Earlier this week I heard that comment a lot, which isn’t surprising when you consider I’ve spent the better part of the last three weeks in the hospital. What started as a simple draining has become much more complicated and now I find myself in bed with oxygen running at two liters per minute just to keep my blood oxygen level where it needs to be (above ninety percent.)
What changed? Originally, I was staying for another dose of chemo. My lab draw, however, showed my red blood cell count to be low. My platelets were “fifty.” short for fifty thousand, which is low. My hematocrit (percent of red blood cells to carry oxygen), which they like to see over nine, was seven point five. What this meant was that instead of my normal chemo dose, I’d be treated with the nausea inducing antibiotics and a unit of blood (about five hundred milliliters).
On top of the blood issues, I started running fevers and developed cellulitis at one of the drain site. This isn’t a huge issue, some IV antibiotics should have done the trick except that I was also receiving chemotherapy. That meant I would need a longer course of treatment than the average patient. I was fine with the idea of two weeks –eek!– on oral antibiotics that were making me nauseous until they actually made me physically sick. Tack on to that a small abscess that we couldn’t drain due to location and size and we were back to the drawing board. The doctors agreed to put me back on the IV Vancomycin that had been working so well and hopefully that would be the end of that.

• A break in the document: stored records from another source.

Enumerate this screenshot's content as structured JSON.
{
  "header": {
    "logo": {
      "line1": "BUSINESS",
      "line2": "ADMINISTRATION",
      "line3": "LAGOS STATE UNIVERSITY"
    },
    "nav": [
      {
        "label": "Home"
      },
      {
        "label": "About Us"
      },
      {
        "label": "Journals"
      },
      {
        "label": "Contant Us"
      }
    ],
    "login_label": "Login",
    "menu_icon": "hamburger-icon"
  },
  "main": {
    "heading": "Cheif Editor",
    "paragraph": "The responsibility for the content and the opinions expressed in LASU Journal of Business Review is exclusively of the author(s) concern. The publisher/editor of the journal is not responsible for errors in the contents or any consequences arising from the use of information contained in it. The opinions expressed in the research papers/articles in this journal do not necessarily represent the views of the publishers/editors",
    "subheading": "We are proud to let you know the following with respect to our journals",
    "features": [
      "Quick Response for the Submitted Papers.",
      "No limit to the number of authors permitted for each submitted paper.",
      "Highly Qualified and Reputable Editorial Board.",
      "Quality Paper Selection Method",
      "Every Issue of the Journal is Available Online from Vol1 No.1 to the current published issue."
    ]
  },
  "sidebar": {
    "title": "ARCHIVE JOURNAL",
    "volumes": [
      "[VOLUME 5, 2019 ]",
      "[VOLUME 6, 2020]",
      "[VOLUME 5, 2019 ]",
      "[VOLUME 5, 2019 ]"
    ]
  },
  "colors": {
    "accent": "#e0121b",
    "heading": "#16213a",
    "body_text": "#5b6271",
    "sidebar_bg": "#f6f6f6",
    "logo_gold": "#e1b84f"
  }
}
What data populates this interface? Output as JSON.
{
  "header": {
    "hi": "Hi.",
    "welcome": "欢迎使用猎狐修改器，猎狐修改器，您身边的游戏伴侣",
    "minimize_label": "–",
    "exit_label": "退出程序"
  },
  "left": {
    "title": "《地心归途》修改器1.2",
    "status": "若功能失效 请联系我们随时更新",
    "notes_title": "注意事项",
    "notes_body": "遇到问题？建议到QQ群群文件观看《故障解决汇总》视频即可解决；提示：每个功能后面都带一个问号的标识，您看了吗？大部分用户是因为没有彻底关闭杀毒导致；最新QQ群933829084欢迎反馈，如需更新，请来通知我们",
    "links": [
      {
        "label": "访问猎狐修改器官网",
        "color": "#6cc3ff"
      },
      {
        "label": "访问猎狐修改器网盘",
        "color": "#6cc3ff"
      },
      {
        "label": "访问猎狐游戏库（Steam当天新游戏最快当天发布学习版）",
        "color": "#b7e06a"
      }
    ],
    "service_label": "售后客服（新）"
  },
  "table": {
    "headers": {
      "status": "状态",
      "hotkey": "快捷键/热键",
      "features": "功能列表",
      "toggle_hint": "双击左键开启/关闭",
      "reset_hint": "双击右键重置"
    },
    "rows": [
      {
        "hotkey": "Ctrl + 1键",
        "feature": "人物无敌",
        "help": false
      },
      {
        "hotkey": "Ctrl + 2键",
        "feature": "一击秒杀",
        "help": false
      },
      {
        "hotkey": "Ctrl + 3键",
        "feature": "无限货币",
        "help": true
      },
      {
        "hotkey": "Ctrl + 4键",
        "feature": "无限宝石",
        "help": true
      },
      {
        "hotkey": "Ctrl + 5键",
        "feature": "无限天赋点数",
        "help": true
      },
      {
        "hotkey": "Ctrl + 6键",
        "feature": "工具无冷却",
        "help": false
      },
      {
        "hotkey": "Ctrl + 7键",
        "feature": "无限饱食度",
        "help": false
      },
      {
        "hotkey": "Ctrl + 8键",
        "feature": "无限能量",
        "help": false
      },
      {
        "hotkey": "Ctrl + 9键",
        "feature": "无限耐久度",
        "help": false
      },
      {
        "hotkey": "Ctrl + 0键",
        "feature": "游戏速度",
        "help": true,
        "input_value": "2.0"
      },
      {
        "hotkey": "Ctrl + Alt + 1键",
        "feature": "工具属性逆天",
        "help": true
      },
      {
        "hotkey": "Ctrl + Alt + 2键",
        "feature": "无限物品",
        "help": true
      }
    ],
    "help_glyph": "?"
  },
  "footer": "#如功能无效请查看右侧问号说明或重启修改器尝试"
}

I looked forward to going home as I had started feeling better and the IV vanco could be done at Dr. Brook’s office. Unfortunately, two nights of one hundred degree plus fevers struck. Clearly, the infection was not as controlled as the doctor had hoped. Dr. Brooks decided that it was best if I stayed another day or two and we controlled my temperature. In the mean time, we could do another paracentesis and thoracentesis. I decided I really wanted my chest drained first because my cough was becoming terrible. Painful even. They drained my chest in the morning removing nine hundred milliliters and I felt like I could breathe easier, except for the pain, already. I was prepared for a day of catching up to the pain, that was my experience from the previous time, but this time seemed different. It took almost all night to get even slight control over the pain (and even now it sometimes hurts when I breathe). When the cough didn’t appear to improve, Dr. Brooks decided to have a second chest x-ray done to look for a pneumothroax (collapsed lung).
Good news: the lung is fine.
Bad news: it looks like I have developed pneumonia and will be on more IV antibiotics and spend a bit more time in the hospital. I’m getting insanely tired of being in the hospital, even if the care has been so amazing. My nurses have been attentive and kind; I can’t complain about a single one of them. Still, I want to get home and back to finding a flow to things. I’m also really scared. What if I go home and get worse again? What if this is the end? I was starting to believe that the abraxane (especially now that it is going to be covered outpatient and we won’t need to pay for it!) was going to be our cure, if not at least a step towards it. But in three weeks I’ve gone from hanging out with friends, going to soccer games and the mall to being mostly bed bound, walking the hospital floor, having swollen legs and abdomen and coughing so terribly the nursing staff looks concerned. I don’t feel better. I feel worse and it’s getting me down.
So folks, I ask that you keep praying. I also appreciate the messages of love and support. Thank you for the flowers and phone calls. Please don’t stop getting in touch with me and letting me know what you are thinking. It boosts my morale and I need it. I think we all do right now.